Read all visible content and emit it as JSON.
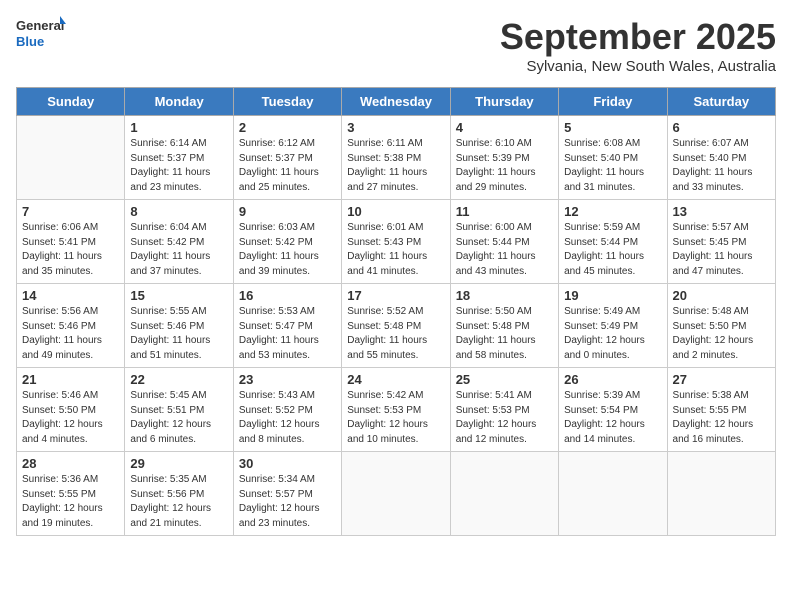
{
  "header": {
    "logo_general": "General",
    "logo_blue": "Blue",
    "month_title": "September 2025",
    "location": "Sylvania, New South Wales, Australia"
  },
  "weekdays": [
    "Sunday",
    "Monday",
    "Tuesday",
    "Wednesday",
    "Thursday",
    "Friday",
    "Saturday"
  ],
  "weeks": [
    [
      {
        "day": "",
        "info": ""
      },
      {
        "day": "1",
        "info": "Sunrise: 6:14 AM\nSunset: 5:37 PM\nDaylight: 11 hours\nand 23 minutes."
      },
      {
        "day": "2",
        "info": "Sunrise: 6:12 AM\nSunset: 5:37 PM\nDaylight: 11 hours\nand 25 minutes."
      },
      {
        "day": "3",
        "info": "Sunrise: 6:11 AM\nSunset: 5:38 PM\nDaylight: 11 hours\nand 27 minutes."
      },
      {
        "day": "4",
        "info": "Sunrise: 6:10 AM\nSunset: 5:39 PM\nDaylight: 11 hours\nand 29 minutes."
      },
      {
        "day": "5",
        "info": "Sunrise: 6:08 AM\nSunset: 5:40 PM\nDaylight: 11 hours\nand 31 minutes."
      },
      {
        "day": "6",
        "info": "Sunrise: 6:07 AM\nSunset: 5:40 PM\nDaylight: 11 hours\nand 33 minutes."
      }
    ],
    [
      {
        "day": "7",
        "info": "Sunrise: 6:06 AM\nSunset: 5:41 PM\nDaylight: 11 hours\nand 35 minutes."
      },
      {
        "day": "8",
        "info": "Sunrise: 6:04 AM\nSunset: 5:42 PM\nDaylight: 11 hours\nand 37 minutes."
      },
      {
        "day": "9",
        "info": "Sunrise: 6:03 AM\nSunset: 5:42 PM\nDaylight: 11 hours\nand 39 minutes."
      },
      {
        "day": "10",
        "info": "Sunrise: 6:01 AM\nSunset: 5:43 PM\nDaylight: 11 hours\nand 41 minutes."
      },
      {
        "day": "11",
        "info": "Sunrise: 6:00 AM\nSunset: 5:44 PM\nDaylight: 11 hours\nand 43 minutes."
      },
      {
        "day": "12",
        "info": "Sunrise: 5:59 AM\nSunset: 5:44 PM\nDaylight: 11 hours\nand 45 minutes."
      },
      {
        "day": "13",
        "info": "Sunrise: 5:57 AM\nSunset: 5:45 PM\nDaylight: 11 hours\nand 47 minutes."
      }
    ],
    [
      {
        "day": "14",
        "info": "Sunrise: 5:56 AM\nSunset: 5:46 PM\nDaylight: 11 hours\nand 49 minutes."
      },
      {
        "day": "15",
        "info": "Sunrise: 5:55 AM\nSunset: 5:46 PM\nDaylight: 11 hours\nand 51 minutes."
      },
      {
        "day": "16",
        "info": "Sunrise: 5:53 AM\nSunset: 5:47 PM\nDaylight: 11 hours\nand 53 minutes."
      },
      {
        "day": "17",
        "info": "Sunrise: 5:52 AM\nSunset: 5:48 PM\nDaylight: 11 hours\nand 55 minutes."
      },
      {
        "day": "18",
        "info": "Sunrise: 5:50 AM\nSunset: 5:48 PM\nDaylight: 11 hours\nand 58 minutes."
      },
      {
        "day": "19",
        "info": "Sunrise: 5:49 AM\nSunset: 5:49 PM\nDaylight: 12 hours\nand 0 minutes."
      },
      {
        "day": "20",
        "info": "Sunrise: 5:48 AM\nSunset: 5:50 PM\nDaylight: 12 hours\nand 2 minutes."
      }
    ],
    [
      {
        "day": "21",
        "info": "Sunrise: 5:46 AM\nSunset: 5:50 PM\nDaylight: 12 hours\nand 4 minutes."
      },
      {
        "day": "22",
        "info": "Sunrise: 5:45 AM\nSunset: 5:51 PM\nDaylight: 12 hours\nand 6 minutes."
      },
      {
        "day": "23",
        "info": "Sunrise: 5:43 AM\nSunset: 5:52 PM\nDaylight: 12 hours\nand 8 minutes."
      },
      {
        "day": "24",
        "info": "Sunrise: 5:42 AM\nSunset: 5:53 PM\nDaylight: 12 hours\nand 10 minutes."
      },
      {
        "day": "25",
        "info": "Sunrise: 5:41 AM\nSunset: 5:53 PM\nDaylight: 12 hours\nand 12 minutes."
      },
      {
        "day": "26",
        "info": "Sunrise: 5:39 AM\nSunset: 5:54 PM\nDaylight: 12 hours\nand 14 minutes."
      },
      {
        "day": "27",
        "info": "Sunrise: 5:38 AM\nSunset: 5:55 PM\nDaylight: 12 hours\nand 16 minutes."
      }
    ],
    [
      {
        "day": "28",
        "info": "Sunrise: 5:36 AM\nSunset: 5:55 PM\nDaylight: 12 hours\nand 19 minutes."
      },
      {
        "day": "29",
        "info": "Sunrise: 5:35 AM\nSunset: 5:56 PM\nDaylight: 12 hours\nand 21 minutes."
      },
      {
        "day": "30",
        "info": "Sunrise: 5:34 AM\nSunset: 5:57 PM\nDaylight: 12 hours\nand 23 minutes."
      },
      {
        "day": "",
        "info": ""
      },
      {
        "day": "",
        "info": ""
      },
      {
        "day": "",
        "info": ""
      },
      {
        "day": "",
        "info": ""
      }
    ]
  ]
}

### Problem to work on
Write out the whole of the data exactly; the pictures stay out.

### Written solution
Read all visible content and emit it as JSON.
{
  "header": {
    "logo_general": "General",
    "logo_blue": "Blue",
    "month_title": "September 2025",
    "location": "Sylvania, New South Wales, Australia"
  },
  "weekdays": [
    "Sunday",
    "Monday",
    "Tuesday",
    "Wednesday",
    "Thursday",
    "Friday",
    "Saturday"
  ],
  "weeks": [
    [
      {
        "day": "",
        "info": ""
      },
      {
        "day": "1",
        "info": "Sunrise: 6:14 AM\nSunset: 5:37 PM\nDaylight: 11 hours\nand 23 minutes."
      },
      {
        "day": "2",
        "info": "Sunrise: 6:12 AM\nSunset: 5:37 PM\nDaylight: 11 hours\nand 25 minutes."
      },
      {
        "day": "3",
        "info": "Sunrise: 6:11 AM\nSunset: 5:38 PM\nDaylight: 11 hours\nand 27 minutes."
      },
      {
        "day": "4",
        "info": "Sunrise: 6:10 AM\nSunset: 5:39 PM\nDaylight: 11 hours\nand 29 minutes."
      },
      {
        "day": "5",
        "info": "Sunrise: 6:08 AM\nSunset: 5:40 PM\nDaylight: 11 hours\nand 31 minutes."
      },
      {
        "day": "6",
        "info": "Sunrise: 6:07 AM\nSunset: 5:40 PM\nDaylight: 11 hours\nand 33 minutes."
      }
    ],
    [
      {
        "day": "7",
        "info": "Sunrise: 6:06 AM\nSunset: 5:41 PM\nDaylight: 11 hours\nand 35 minutes."
      },
      {
        "day": "8",
        "info": "Sunrise: 6:04 AM\nSunset: 5:42 PM\nDaylight: 11 hours\nand 37 minutes."
      },
      {
        "day": "9",
        "info": "Sunrise: 6:03 AM\nSunset: 5:42 PM\nDaylight: 11 hours\nand 39 minutes."
      },
      {
        "day": "10",
        "info": "Sunrise: 6:01 AM\nSunset: 5:43 PM\nDaylight: 11 hours\nand 41 minutes."
      },
      {
        "day": "11",
        "info": "Sunrise: 6:00 AM\nSunset: 5:44 PM\nDaylight: 11 hours\nand 43 minutes."
      },
      {
        "day": "12",
        "info": "Sunrise: 5:59 AM\nSunset: 5:44 PM\nDaylight: 11 hours\nand 45 minutes."
      },
      {
        "day": "13",
        "info": "Sunrise: 5:57 AM\nSunset: 5:45 PM\nDaylight: 11 hours\nand 47 minutes."
      }
    ],
    [
      {
        "day": "14",
        "info": "Sunrise: 5:56 AM\nSunset: 5:46 PM\nDaylight: 11 hours\nand 49 minutes."
      },
      {
        "day": "15",
        "info": "Sunrise: 5:55 AM\nSunset: 5:46 PM\nDaylight: 11 hours\nand 51 minutes."
      },
      {
        "day": "16",
        "info": "Sunrise: 5:53 AM\nSunset: 5:47 PM\nDaylight: 11 hours\nand 53 minutes."
      },
      {
        "day": "17",
        "info": "Sunrise: 5:52 AM\nSunset: 5:48 PM\nDaylight: 11 hours\nand 55 minutes."
      },
      {
        "day": "18",
        "info": "Sunrise: 5:50 AM\nSunset: 5:48 PM\nDaylight: 11 hours\nand 58 minutes."
      },
      {
        "day": "19",
        "info": "Sunrise: 5:49 AM\nSunset: 5:49 PM\nDaylight: 12 hours\nand 0 minutes."
      },
      {
        "day": "20",
        "info": "Sunrise: 5:48 AM\nSunset: 5:50 PM\nDaylight: 12 hours\nand 2 minutes."
      }
    ],
    [
      {
        "day": "21",
        "info": "Sunrise: 5:46 AM\nSunset: 5:50 PM\nDaylight: 12 hours\nand 4 minutes."
      },
      {
        "day": "22",
        "info": "Sunrise: 5:45 AM\nSunset: 5:51 PM\nDaylight: 12 hours\nand 6 minutes."
      },
      {
        "day": "23",
        "info": "Sunrise: 5:43 AM\nSunset: 5:52 PM\nDaylight: 12 hours\nand 8 minutes."
      },
      {
        "day": "24",
        "info": "Sunrise: 5:42 AM\nSunset: 5:53 PM\nDaylight: 12 hours\nand 10 minutes."
      },
      {
        "day": "25",
        "info": "Sunrise: 5:41 AM\nSunset: 5:53 PM\nDaylight: 12 hours\nand 12 minutes."
      },
      {
        "day": "26",
        "info": "Sunrise: 5:39 AM\nSunset: 5:54 PM\nDaylight: 12 hours\nand 14 minutes."
      },
      {
        "day": "27",
        "info": "Sunrise: 5:38 AM\nSunset: 5:55 PM\nDaylight: 12 hours\nand 16 minutes."
      }
    ],
    [
      {
        "day": "28",
        "info": "Sunrise: 5:36 AM\nSunset: 5:55 PM\nDaylight: 12 hours\nand 19 minutes."
      },
      {
        "day": "29",
        "info": "Sunrise: 5:35 AM\nSunset: 5:56 PM\nDaylight: 12 hours\nand 21 minutes."
      },
      {
        "day": "30",
        "info": "Sunrise: 5:34 AM\nSunset: 5:57 PM\nDaylight: 12 hours\nand 23 minutes."
      },
      {
        "day": "",
        "info": ""
      },
      {
        "day": "",
        "info": ""
      },
      {
        "day": "",
        "info": ""
      },
      {
        "day": "",
        "info": ""
      }
    ]
  ]
}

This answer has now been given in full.